◆ **WORK INSTRUCTION**
Output the full listing exactly.

◆ **EXERCISE MATERIALS**
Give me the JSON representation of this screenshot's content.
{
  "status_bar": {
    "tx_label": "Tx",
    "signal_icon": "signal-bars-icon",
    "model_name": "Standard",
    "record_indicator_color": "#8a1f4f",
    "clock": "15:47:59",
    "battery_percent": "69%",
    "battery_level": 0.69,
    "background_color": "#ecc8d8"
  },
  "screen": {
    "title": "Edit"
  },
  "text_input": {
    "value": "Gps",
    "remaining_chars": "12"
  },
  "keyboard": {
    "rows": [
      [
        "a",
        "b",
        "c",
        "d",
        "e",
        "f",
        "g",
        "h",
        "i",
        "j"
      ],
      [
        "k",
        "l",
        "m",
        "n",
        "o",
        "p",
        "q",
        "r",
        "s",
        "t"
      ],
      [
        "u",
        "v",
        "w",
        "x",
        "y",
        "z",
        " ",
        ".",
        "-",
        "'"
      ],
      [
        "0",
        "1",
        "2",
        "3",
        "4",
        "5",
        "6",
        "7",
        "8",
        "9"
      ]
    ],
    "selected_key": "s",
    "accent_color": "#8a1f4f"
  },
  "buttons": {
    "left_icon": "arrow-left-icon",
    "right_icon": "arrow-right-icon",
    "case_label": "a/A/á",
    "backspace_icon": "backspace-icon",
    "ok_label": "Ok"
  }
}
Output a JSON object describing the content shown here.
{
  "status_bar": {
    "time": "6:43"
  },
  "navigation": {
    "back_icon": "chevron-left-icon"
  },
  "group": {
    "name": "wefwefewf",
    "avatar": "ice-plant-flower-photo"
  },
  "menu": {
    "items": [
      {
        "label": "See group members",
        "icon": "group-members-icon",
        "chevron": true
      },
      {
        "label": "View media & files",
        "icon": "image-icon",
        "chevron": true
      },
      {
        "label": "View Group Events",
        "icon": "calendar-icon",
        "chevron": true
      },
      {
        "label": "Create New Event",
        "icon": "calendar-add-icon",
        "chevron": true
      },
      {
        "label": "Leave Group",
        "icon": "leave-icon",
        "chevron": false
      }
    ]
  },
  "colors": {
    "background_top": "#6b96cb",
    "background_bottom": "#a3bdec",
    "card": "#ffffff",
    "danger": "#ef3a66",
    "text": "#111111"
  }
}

◆ **OUTPUT OF THE EXERCISE**
Give me the JSON representation of this screenshot's content.
{
  "status_bar": {
    "tx_label": "Tx",
    "signal_icon": "signal-bars-icon",
    "model_name": "Standard",
    "record_indicator_color": "#8a1f4f",
    "clock": "15:47:59",
    "battery_percent": "69%",
    "battery_level": 0.69,
    "background_color": "#ecc8d8"
  },
  "screen": {
    "title": "Edit"
  },
  "text_input": {
    "value": "Gps",
    "remaining_chars": "12"
  },
  "keyboard": {
    "rows": [
      [
        "a",
        "b",
        "c",
        "d",
        "e",
        "f",
        "g",
        "h",
        "i",
        "j"
      ],
      [
        "k",
        "l",
        "m",
        "n",
        "o",
        "p",
        "q",
        "r",
        "s",
        "t"
      ],
      [
        "u",
        "v",
        "w",
        "x",
        "y",
        "z",
        " ",
        ".",
        "-",
        "'"
      ],
      [
        "0",
        "1",
        "2",
        "3",
        "4",
        "5",
        "6",
        "7",
        "8",
        "9"
      ]
    ],
    "selected_key": "s",
    "accent_color": "#8a1f4f"
  },
  "buttons": {
    "left_icon": "arrow-left-icon",
    "right_icon": "arrow-right-icon",
    "case_label": "a/A/á",
    "backspace_icon": "backspace-icon",
    "ok_label": "Ok"
  }
}
Output a JSON object describing the content shown here.
{
  "status_bar": {
    "time": "6:43"
  },
  "navigation": {
    "back_icon": "chevron-left-icon"
  },
  "group": {
    "name": "wefwefewf",
    "avatar": "ice-plant-flower-photo"
  },
  "menu": {
    "items": [
      {
        "label": "See group members",
        "icon": "group-members-icon",
        "chevron": true
      },
      {
        "label": "View media & files",
        "icon": "image-icon",
        "chevron": true
      },
      {
        "label": "View Group Events",
        "icon": "calendar-icon",
        "chevron": true
      },
      {
        "label": "Create New Event",
        "icon": "calendar-add-icon",
        "chevron": true
      },
      {
        "label": "Leave Group",
        "icon": "leave-icon",
        "chevron": false
      }
    ]
  },
  "colors": {
    "background_top": "#6b96cb",
    "background_bottom": "#a3bdec",
    "card": "#ffffff",
    "danger": "#ef3a66",
    "text": "#111111"
  }
}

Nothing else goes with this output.